“This first year of Project SEARCH in central Arkansas has succeeded beyond our hopes and is a credit to everyone involved — the interns, our on-site advisors and the job hosts,” said Tammy Simmons, ACCESS executive director. “We are proud to see this program move from concept to results as these graduates emerge from the experience equipped with job skills they need for success.”

Robert Trevino, deputy commissioner of Arkansas Rehabilitation Services added: “UAMS Project SEARCH succeeded wonderfully and the interns are the beneficiaries — as is the state of Arkansas, as this group has shown the path to help more Arkansans with disabilities work and lead productive and independent lives.”

Founded in 1996, Project SEARCH has grown to an international one-year internship program for individuals with developmental disabilities who desire sustainable, competitive employment. Its proven training and employment model spans more than 200 licensed programs across the United States, five countries and multiple industries.

UAMS Project SEARCH interns were selected for the program following interviews with a selection committee made up of representatives from the three organizations. Eligibility criteria include having an intellectual disability, developmental disability and/or a referral from Arkansas Rehabilitation Services; a high school diploma, GED or certificate of completion; appropriate social, communication and independent living skills for participation in a work program; and reliable transportation to and from work. The interns also met UAMS employment requirements such as immunizations, the ability to observe patient privacy rules, pre-employment drug screening and background checks.

A group of 12 interns has been accepted for the 2014-2015 UAMS Project SEARCH program. They will begin their internship experience this summer.

ACCESS is a 501c3 nonprofit offering evaluation services, full-time education, therapy, training and activities for individuals ages 0-35 with developmental delays and learning disabilities. Founded in 1994, the center comprises ACCESS Preschool; ACCESS Academy (for kindergarten-age students through grade 12); ACCESS Therapy (including speech, physical and occupational therapy programs); ACCESS Tutoring; ACCESS Life (a young adults day program); and ACCESS Evaluation and Resource Center (offering psychological and psychoeducational evaluations as well as technology training for students, parents and teachers). The center is located at 10618 Breckenridge Drive in Little Rock, Ark.

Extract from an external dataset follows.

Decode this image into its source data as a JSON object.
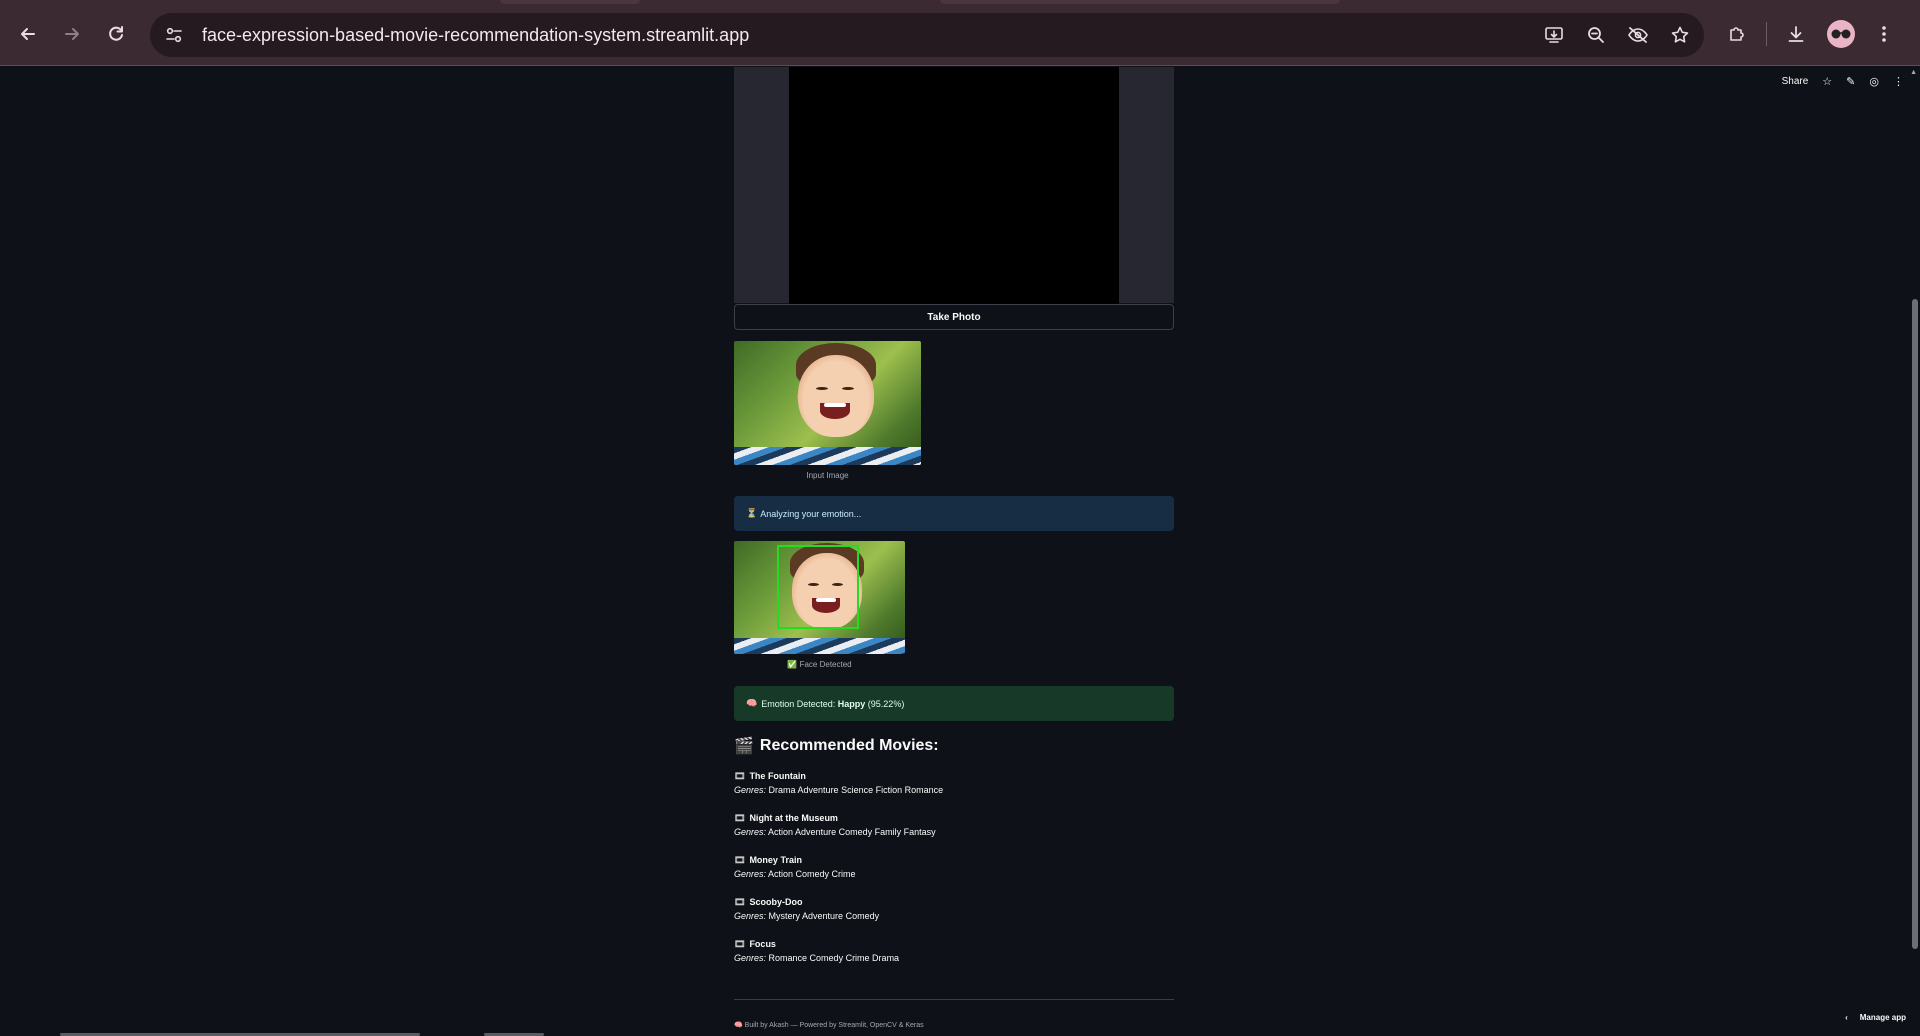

Arkansas Rehabilitation Services is a division of the Arkansas Department of Career Education. A network of 19 field offices serves individuals with disabilities in all 75 counties, as mandated by federal legislation. ARS also operates the Arkansas Career Training Institute (ACTI), which is a comprehensive rehabilitation center, one of eight in the United States and the only one west of the Mississippi. ACTI is a residential facility that provides education and training, as well as medical services and other supports, to individuals with disabilities. The services that individuals with disabilities can receive through ARS include career counseling, assessment, postsecondary education, career and technical education, training, and medical services if it is determined that medical services will help a client find employment. Clients may also receive support services such as assistive technology, job placement services, employability skills instruction and coaching, and life skills instruction. High school students with disabilities are provided transition services to help them move successfully from high school to further education and training or jobs. For more information, visit the website at and click on the Arkansas Rehabilitation Services tab.